* _Activity_
Give the records again, every one, exactly.

* _Source information_
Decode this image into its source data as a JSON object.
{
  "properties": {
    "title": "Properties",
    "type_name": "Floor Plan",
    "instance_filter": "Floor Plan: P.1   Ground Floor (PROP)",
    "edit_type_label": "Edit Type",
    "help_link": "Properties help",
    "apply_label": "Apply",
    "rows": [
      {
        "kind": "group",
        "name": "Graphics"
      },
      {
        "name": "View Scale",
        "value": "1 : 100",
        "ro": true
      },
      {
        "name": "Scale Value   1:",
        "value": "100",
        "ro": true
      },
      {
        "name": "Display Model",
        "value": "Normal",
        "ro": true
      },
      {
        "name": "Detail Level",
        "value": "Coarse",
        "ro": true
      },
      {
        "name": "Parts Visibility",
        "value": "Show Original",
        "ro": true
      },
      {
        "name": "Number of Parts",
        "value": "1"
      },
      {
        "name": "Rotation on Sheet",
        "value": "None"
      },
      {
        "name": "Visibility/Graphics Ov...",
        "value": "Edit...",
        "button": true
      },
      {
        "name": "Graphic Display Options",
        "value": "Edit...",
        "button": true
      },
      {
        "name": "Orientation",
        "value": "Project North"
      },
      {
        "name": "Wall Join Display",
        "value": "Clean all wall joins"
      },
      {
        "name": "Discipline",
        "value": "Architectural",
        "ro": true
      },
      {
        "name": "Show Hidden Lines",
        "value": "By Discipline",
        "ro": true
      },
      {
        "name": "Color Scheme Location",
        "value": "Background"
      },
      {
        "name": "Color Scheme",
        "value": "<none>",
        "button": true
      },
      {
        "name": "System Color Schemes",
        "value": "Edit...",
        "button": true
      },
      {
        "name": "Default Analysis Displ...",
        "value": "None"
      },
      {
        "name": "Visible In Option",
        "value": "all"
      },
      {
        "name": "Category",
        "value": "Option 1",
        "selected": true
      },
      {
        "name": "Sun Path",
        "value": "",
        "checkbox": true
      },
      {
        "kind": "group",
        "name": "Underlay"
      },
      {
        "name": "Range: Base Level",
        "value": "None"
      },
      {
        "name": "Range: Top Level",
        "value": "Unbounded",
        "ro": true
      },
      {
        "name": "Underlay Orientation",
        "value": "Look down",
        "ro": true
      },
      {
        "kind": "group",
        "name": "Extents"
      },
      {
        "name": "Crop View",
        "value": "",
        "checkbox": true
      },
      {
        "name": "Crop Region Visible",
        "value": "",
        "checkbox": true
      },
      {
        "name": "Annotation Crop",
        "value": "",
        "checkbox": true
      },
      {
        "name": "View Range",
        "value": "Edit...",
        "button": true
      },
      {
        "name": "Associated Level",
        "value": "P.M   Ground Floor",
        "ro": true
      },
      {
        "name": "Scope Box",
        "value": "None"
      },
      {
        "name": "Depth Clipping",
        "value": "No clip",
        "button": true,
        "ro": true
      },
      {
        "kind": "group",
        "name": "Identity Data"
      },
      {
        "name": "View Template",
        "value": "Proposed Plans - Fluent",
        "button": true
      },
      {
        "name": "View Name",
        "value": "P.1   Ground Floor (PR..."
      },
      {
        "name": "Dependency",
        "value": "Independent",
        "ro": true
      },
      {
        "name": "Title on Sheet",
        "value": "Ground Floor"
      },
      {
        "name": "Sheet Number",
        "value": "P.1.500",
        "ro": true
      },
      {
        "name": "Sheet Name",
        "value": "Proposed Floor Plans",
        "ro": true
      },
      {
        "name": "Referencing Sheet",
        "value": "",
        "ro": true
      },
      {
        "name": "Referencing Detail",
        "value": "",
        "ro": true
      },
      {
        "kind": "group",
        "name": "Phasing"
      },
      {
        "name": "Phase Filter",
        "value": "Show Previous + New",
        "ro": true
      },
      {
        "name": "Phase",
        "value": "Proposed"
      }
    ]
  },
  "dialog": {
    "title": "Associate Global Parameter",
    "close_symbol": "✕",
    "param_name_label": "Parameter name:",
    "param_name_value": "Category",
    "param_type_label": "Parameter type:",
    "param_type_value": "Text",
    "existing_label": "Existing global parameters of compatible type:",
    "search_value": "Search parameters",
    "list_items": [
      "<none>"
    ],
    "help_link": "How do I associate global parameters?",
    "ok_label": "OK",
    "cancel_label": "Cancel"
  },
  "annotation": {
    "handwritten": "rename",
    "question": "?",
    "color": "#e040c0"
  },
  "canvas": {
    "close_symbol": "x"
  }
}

* _Written solution_
Decode this image into its source data as a JSON object.
{
  "properties": {
    "title": "Properties",
    "type_name": "Floor Plan",
    "instance_filter": "Floor Plan: P.1   Ground Floor (PROP)",
    "edit_type_label": "Edit Type",
    "help_link": "Properties help",
    "apply_label": "Apply",
    "rows": [
      {
        "kind": "group",
        "name": "Graphics"
      },
      {
        "name": "View Scale",
        "value": "1 : 100",
        "ro": true
      },
      {
        "name": "Scale Value   1:",
        "value": "100",
        "ro": true
      },
      {
        "name": "Display Model",
        "value": "Normal",
        "ro": true
      },
      {
        "name": "Detail Level",
        "value": "Coarse",
        "ro": true
      },
      {
        "name": "Parts Visibility",
        "value": "Show Original",
        "ro": true
      },
      {
        "name": "Number of Parts",
        "value": "1"
      },
      {
        "name": "Rotation on Sheet",
        "value": "None"
      },
      {
        "name": "Visibility/Graphics Ov...",
        "value": "Edit...",
        "button": true
      },
      {
        "name": "Graphic Display Options",
        "value": "Edit...",
        "button": true
      },
      {
        "name": "Orientation",
        "value": "Project North"
      },
      {
        "name": "Wall Join Display",
        "value": "Clean all wall joins"
      },
      {
        "name": "Discipline",
        "value": "Architectural",
        "ro": true
      },
      {
        "name": "Show Hidden Lines",
        "value": "By Discipline",
        "ro": true
      },
      {
        "name": "Color Scheme Location",
        "value": "Background"
      },
      {
        "name": "Color Scheme",
        "value": "<none>",
        "button": true
      },
      {
        "name": "System Color Schemes",
        "value": "Edit...",
        "button": true
      },
      {
        "name": "Default Analysis Displ...",
        "value": "None"
      },
      {
        "name": "Visible In Option",
        "value": "all"
      },
      {
        "name": "Category",
        "value": "Option 1",
        "selected": true
      },
      {
        "name": "Sun Path",
        "value": "",
        "checkbox": true
      },
      {
        "kind": "group",
        "name": "Underlay"
      },
      {
        "name": "Range: Base Level",
        "value": "None"
      },
      {
        "name": "Range: Top Level",
        "value": "Unbounded",
        "ro": true
      },
      {
        "name": "Underlay Orientation",
        "value": "Look down",
        "ro": true
      },
      {
        "kind": "group",
        "name": "Extents"
      },
      {
        "name": "Crop View",
        "value": "",
        "checkbox": true
      },
      {
        "name": "Crop Region Visible",
        "value": "",
        "checkbox": true
      },
      {
        "name": "Annotation Crop",
        "value": "",
        "checkbox": true
      },
      {
        "name": "View Range",
        "value": "Edit...",
        "button": true
      },
      {
        "name": "Associated Level",
        "value": "P.M   Ground Floor",
        "ro": true
      },
      {
        "name": "Scope Box",
        "value": "None"
      },
      {
        "name": "Depth Clipping",
        "value": "No clip",
        "button": true,
        "ro": true
      },
      {
        "kind": "group",
        "name": "Identity Data"
      },
      {
        "name": "View Template",
        "value": "Proposed Plans - Fluent",
        "button": true
      },
      {
        "name": "View Name",
        "value": "P.1   Ground Floor (PR..."
      },
      {
        "name": "Dependency",
        "value": "Independent",
        "ro": true
      },
      {
        "name": "Title on Sheet",
        "value": "Ground Floor"
      },
      {
        "name": "Sheet Number",
        "value": "P.1.500",
        "ro": true
      },
      {
        "name": "Sheet Name",
        "value": "Proposed Floor Plans",
        "ro": true
      },
      {
        "name": "Referencing Sheet",
        "value": "",
        "ro": true
      },
      {
        "name": "Referencing Detail",
        "value": "",
        "ro": true
      },
      {
        "kind": "group",
        "name": "Phasing"
      },
      {
        "name": "Phase Filter",
        "value": "Show Previous + New",
        "ro": true
      },
      {
        "name": "Phase",
        "value": "Proposed"
      }
    ]
  },
  "dialog": {
    "title": "Associate Global Parameter",
    "close_symbol": "✕",
    "param_name_label": "Parameter name:",
    "param_name_value": "Category",
    "param_type_label": "Parameter type:",
    "param_type_value": "Text",
    "existing_label": "Existing global parameters of compatible type:",
    "search_value": "Search parameters",
    "list_items": [
      "<none>"
    ],
    "help_link": "How do I associate global parameters?",
    "ok_label": "OK",
    "cancel_label": "Cancel"
  },
  "annotation": {
    "handwritten": "rename",
    "question": "?",
    "color": "#e040c0"
  },
  "canvas": {
    "close_symbol": "x"
  }
}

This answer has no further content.